The first computer programmer, Countess Ada Lovelace, was one of history's more interesting mathematician-philosophers. She was unusual in not only being allowed but positively encouraged to study mathematics – in an era when many people believed that too much education damaged women's uteruses (no really). What made Ada Lovelace's education so wildly different?
Kate Beaton, the popular cartoonist, drew a hilarious comic called "Young Ada Lovelace" (below). The short version is that Ada's father was Lord Byron, a famous poet who was also famously violent and dissolute.
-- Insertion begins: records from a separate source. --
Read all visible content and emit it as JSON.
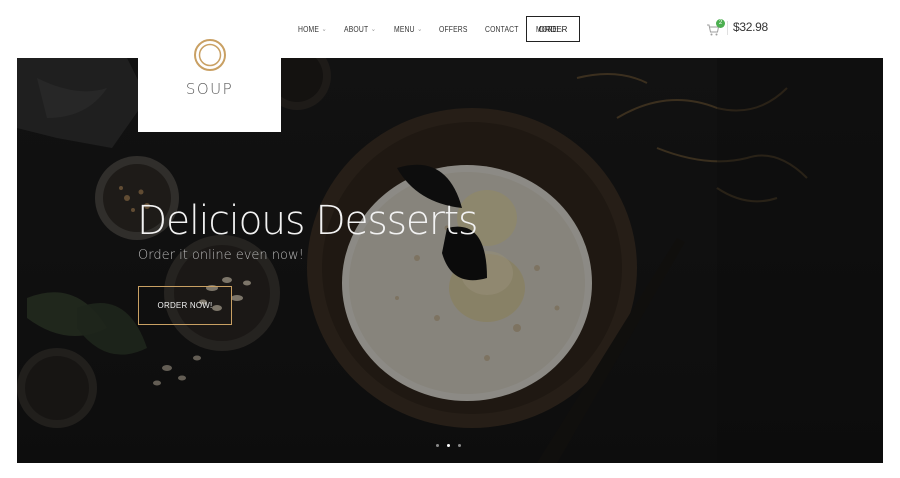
{
  "nav": {
    "items": [
      {
        "label": "HOME",
        "has_dropdown": true
      },
      {
        "label": "ABOUT",
        "has_dropdown": true
      },
      {
        "label": "MENU",
        "has_dropdown": true
      },
      {
        "label": "OFFERS",
        "has_dropdown": false
      },
      {
        "label": "CONTACT",
        "has_dropdown": false
      },
      {
        "label": "MORE",
        "has_dropdown": true
      }
    ],
    "order_label": "ORDER"
  },
  "cart": {
    "count": "2",
    "total": "$32.98",
    "icon": "cart-icon"
  },
  "logo": {
    "text": "SOUP",
    "ring_color": "#c9a063"
  },
  "hero": {
    "headline": "Delicious Desserts",
    "subline": "Order it online even now!",
    "cta_label": "ORDER NOW!",
    "accent": "#c9a063",
    "slides": 3,
    "active_slide": 2
  }
}
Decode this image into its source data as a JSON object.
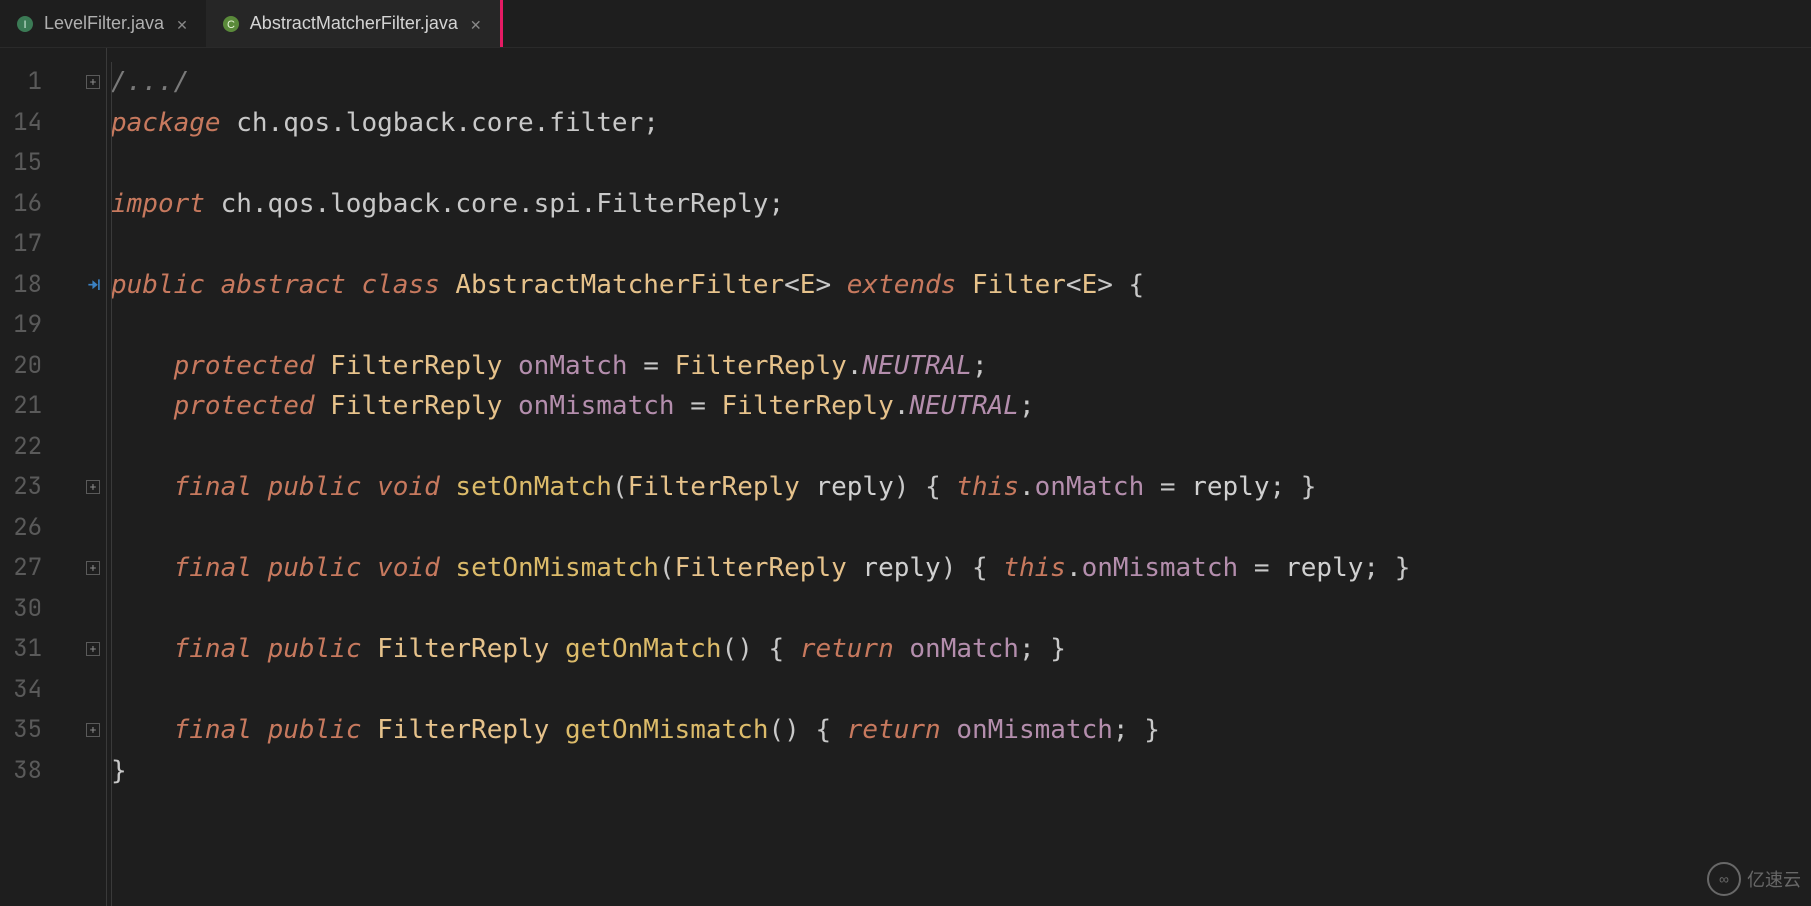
{
  "tabs": [
    {
      "label": "LevelFilter.java",
      "icon": "java-interface-icon",
      "active": false
    },
    {
      "label": "AbstractMatcherFilter.java",
      "icon": "java-class-icon",
      "active": true
    }
  ],
  "gutter_lines": [
    "1",
    "14",
    "15",
    "16",
    "17",
    "18",
    "19",
    "20",
    "21",
    "22",
    "23",
    "26",
    "27",
    "30",
    "31",
    "34",
    "35",
    "38"
  ],
  "fold_rows": [
    0,
    10,
    12,
    14,
    16
  ],
  "run_icon_row": 5,
  "code": {
    "l0": {
      "comment": "/.../"
    },
    "l1": {
      "kw": "package",
      "pkg": "ch.qos.logback.core.filter",
      "semi": ";"
    },
    "l2": {},
    "l3": {
      "kw": "import",
      "pkg": "ch.qos.logback.core.spi.FilterReply",
      "semi": ";"
    },
    "l4": {},
    "l5": {
      "kw1": "public",
      "kw2": "abstract",
      "kw3": "class",
      "cls": "AbstractMatcherFilter",
      "gen1": "<",
      "tp": "E",
      "gen2": ">",
      "kw4": "extends",
      "sup": "Filter",
      "gen3": "<",
      "tp2": "E",
      "gen4": ">",
      "br": "{"
    },
    "l6": {},
    "l7": {
      "kw": "protected",
      "type": "FilterReply",
      "field": "onMatch",
      "eq": "=",
      "rtype": "FilterReply",
      "dot": ".",
      "const": "NEUTRAL",
      "semi": ";"
    },
    "l8": {
      "kw": "protected",
      "type": "FilterReply",
      "field": "onMismatch",
      "eq": "=",
      "rtype": "FilterReply",
      "dot": ".",
      "const": "NEUTRAL",
      "semi": ";"
    },
    "l9": {},
    "l10": {
      "kw1": "final",
      "kw2": "public",
      "kw3": "void",
      "m": "setOnMatch",
      "po": "(",
      "pt": "FilterReply",
      "pn": "reply",
      "pc": ")",
      "bo": "{",
      "this": "this",
      "dot": ".",
      "fld": "onMatch",
      "eq": "=",
      "rv": "reply",
      "semi": ";",
      "bc": "}"
    },
    "l11": {},
    "l12": {
      "kw1": "final",
      "kw2": "public",
      "kw3": "void",
      "m": "setOnMismatch",
      "po": "(",
      "pt": "FilterReply",
      "pn": "reply",
      "pc": ")",
      "bo": "{",
      "this": "this",
      "dot": ".",
      "fld": "onMismatch",
      "eq": "=",
      "rv": "reply",
      "semi": ";",
      "bc": "}"
    },
    "l13": {},
    "l14": {
      "kw1": "final",
      "kw2": "public",
      "rt": "FilterReply",
      "m": "getOnMatch",
      "po": "(",
      "pc": ")",
      "bo": "{",
      "ret": "return",
      "fld": "onMatch",
      "semi": ";",
      "bc": "}"
    },
    "l15": {},
    "l16": {
      "kw1": "final",
      "kw2": "public",
      "rt": "FilterReply",
      "m": "getOnMismatch",
      "po": "(",
      "pc": ")",
      "bo": "{",
      "ret": "return",
      "fld": "onMismatch",
      "semi": ";",
      "bc": "}"
    },
    "l17": {
      "br": "}"
    }
  },
  "watermark": "亿速云"
}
Ada's mother, Anne Isabella Milbanke, worried that Ada would inherit her father's personality and die young and miserable. She theorized that mathematics would counter poetry and unbridled emotions, and taught young Ada advanced mathematics to prevent her from following her father's example.
You can get a print of this comic signed by Kate Beaton by donating to the Ada Initiative to support women in open source software, Wikipedia, and similar ares. The next 5 donors at the Ada's Angel level before the close of our fundraising drive on October 31, 2012 will receive a print, in addition to an Ada Initiative t-shirt and/or Ada Lovelace pendant.
Whether or not Ada's mathematics education prevented any poetical tendencies, it allowed her to write the world's first computer program, over 100 years before any general purpose computer was actually built. Perhaps if all women had the opportunity and encouragement to study mathematics, the Computer Age would have started 100 years earlier.